Oh, you think they're precious little snowflakes who could do with a dose of the real world? Thanks for the clever rebuttal. Look, imagine someone is criticizing your 1-year-old child. Before you jump up and say that you can’t possibly equate a small child to a book, well to the creator it is. That book they’ve been working on takes months, possibly years to cultivate, to grow, to attend you. Your project is as precious as a child. And then some strangers begin throwing superficial criticisms around about your child: their hair, how they have an orange juice spill on their shirt, how they can’t enunciate the word ‘Mama’ properly...how would you feel? How would you react?

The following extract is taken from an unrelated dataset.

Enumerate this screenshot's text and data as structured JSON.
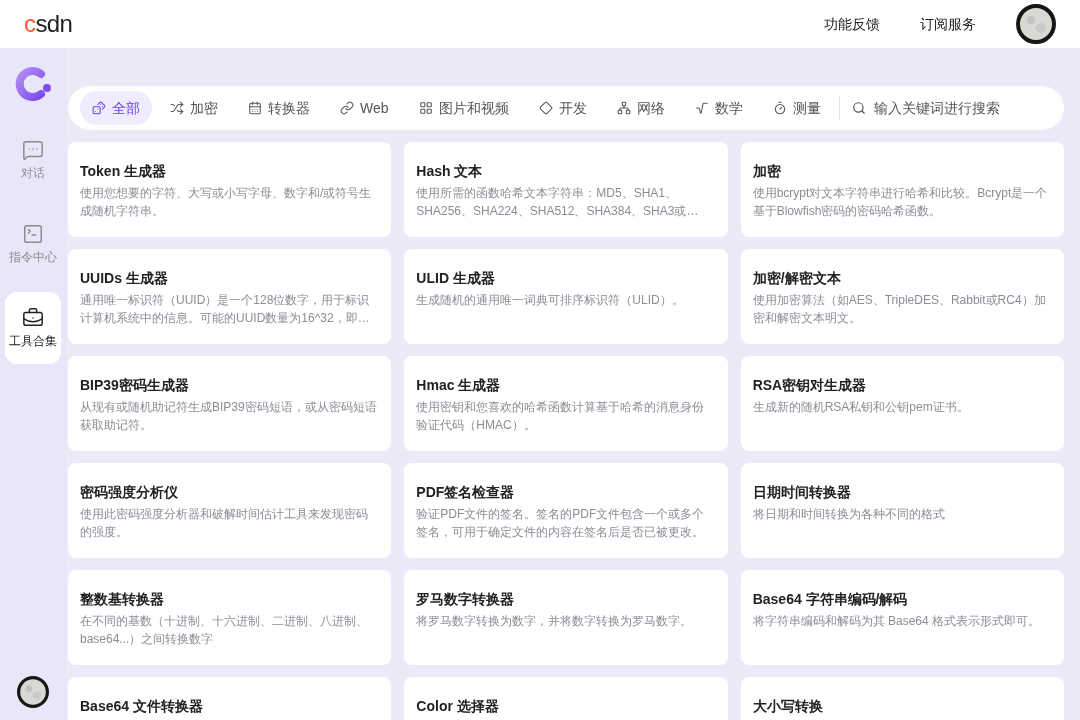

This is how a new writer can view the landscape before them. They have motivation and drive, and they know that criticism comes with the job, but when they see just how destructive and cynical their potential audience can be, combined with how difficult it can be to get recognition from even one person (ask an aspiring writer how many rejection letters they have) and some will surely give up before they start. Why go through all that hassle?
It’s even harder for authors. Filmmakers, at least, collaborate with a small army of people. The collaborative effort means that errors and problems are more likely to be spotted and corrected in the production process. This, I suppose, makes the pointing out of issues in film more justifiable - how did that get by so many people without being seen? - but spare a thought for the author who works solo for most of, if not the whole process. Professional editors are not cheap, meaning that for the wannabe writer the first step on the ladder means showing your work to an audience when it’s been edited by yourself. And you’ve done your best to eradicate as many errors as possible, but it’s really hard to spot problems in things you made, especially if it’s your third or fourth read-through. And when the criticism rolls in, there’s no team to share the blame with. It’s all loaded on one pair of shoulders.
Once again, I’m not talking about meaningful, constructive critique. Pointing out structural issues, inconsistencies in character, anachronisms - things that are making the story less good than it could be - then by all means, critique away. And sure, point out spelling mistakes and grammatical hiccups, but mix it up with positive feedback too. The author, if they are sensible, will be all ears. I’m talking about taking superficial potshots for personal satisfaction.
It’s fun, gratifying even, to poke holes in something, especially if it’s been so obviously, cynically produced. But let’s remember that there are human beings behind the thing you’re poking holes in. Be fair. Be empathetic. Help that creator to grow. It’s more work and less exciting, but that gratification you’re seeking will come in time when that author comes back to you with a finer, stronger end product that you had a part in helping to build. And to think, you nearly scared them away!